Lidocaine nasal spray may provide some short-term relief during a migraine attack. But there’s not enough evidence to support this treatment, so it’s not commonly used.
Lidocaine nasal spray isn’t a commonly used migraine treatment, but some people find it useful during a migraine attack.
Lidocaine is a local anesthetic used to numb a small area of the body, which helps reduce pain and itching. You may know it best from the dentist’s office. In addition to nasal sprays, lidocaine can be used in a number of different ways. This includes:
- ointments applied to the skin
Here’s what to know about nasal spray for migraine.
Lidocaine nasal spray might work by numbing a collection of nerve cells in your brain called the sphenopalatine ganglion (SPG). These cells have often been associated with headache pain. They’re also associated with the trigeminal nerve, which is involved in headache pain.
There are SPG cells just behind your nose. They may play a role in symptoms like tearing and nasal congestion, which are common during migraine and cluster headache attacks.
Lidocaine nasal sprays are quickly absorbed into your bloodstream and brain, where they may temporarily numb these cells.
After using nasal lidocaine, migraine relief can occur within minutes. That’s because your nasal cavity contains many blood vessels, which means medication administered as a nasal spray enters the bloodstream quickly.
However, relief is not long lasting. Pain may come back within the hour.
Lidocaine nasal spray is intended for short-term use. Repeated, long-term use of lidocaine can come with serious side effects like abnormal heart rhythm and mental confusion.
Lidocaine nasal spray might help some people with migraine and cluster headache get some temporary relief. But clinical trials have produced conflicting results. Currently, there’s insufficient evidence to support the widespread use of lidocaine.
Lidocaine can be used to treat other headache disorders, including cluster headache. When administered nasally through a spray or drops, people with cluster headaches may see a reduction in symptoms like tearing and congestion.
But lidocaine hasn’t shown much promise in tension-type headaches.
Aside from nasal lidocaine, a variety of other localized medications are available for treating migraine.
Other nasal sprays
To help alleviate headache pain, some prescription nasal sprays contain migraine-specific drugs such as:
There’s also one nonsteroidal anti-inflammatory drug, known as nasal ketorolac, that can be used to help relieve moderate to severe migraine attacks.
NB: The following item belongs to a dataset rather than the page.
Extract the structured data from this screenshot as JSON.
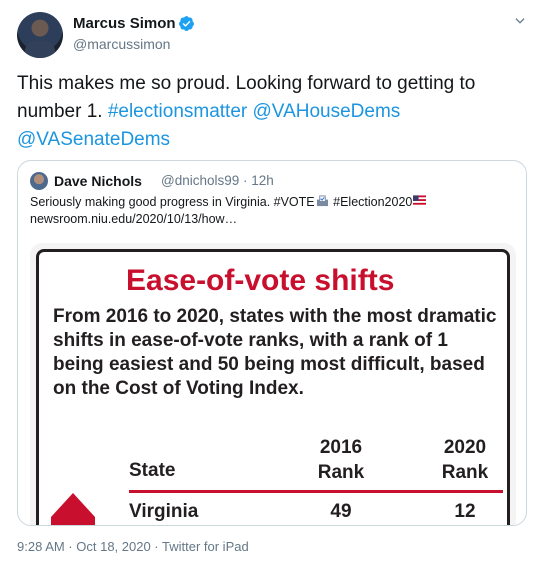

While doctors sometimes prescribe it to treat an acute migraine attack, it’s not indicated for migraine use by the Food and Drug Administration (FDA).
Stopain is a topical gel derived from menthol, which is designed to help relieve migraine pain. A small amount can be applied to the back of the neck and ears up to four times per day.
A 2015 study funded by Stopain’s parent company found that using this gel during an acute migraine attack can reduce headache intensity within 2 hours of application.
Some people experience symptom relief with an over-the-counter product known as the Migrastil migraine stick. It’s a rollerball filled with essential oils like lavender, peppermint, and spearmint diluted with fractionated coconut oil.
You can apply the migraine stick topically to areas like your temples and the back of your neck. It can be used as needed, ideally no more than every 2 hours. It may irritate sensitive skin.
However, the American Migraine Foundation notes that essential oils are not considered to be an effective treatment for migraine.
Migraine can be treated in a variety of ways. Lidocaine nasal spray or drops may help provide quick relief for an acute migraine attack. However, it’s often best used in combination with other medications to manage migraine pain.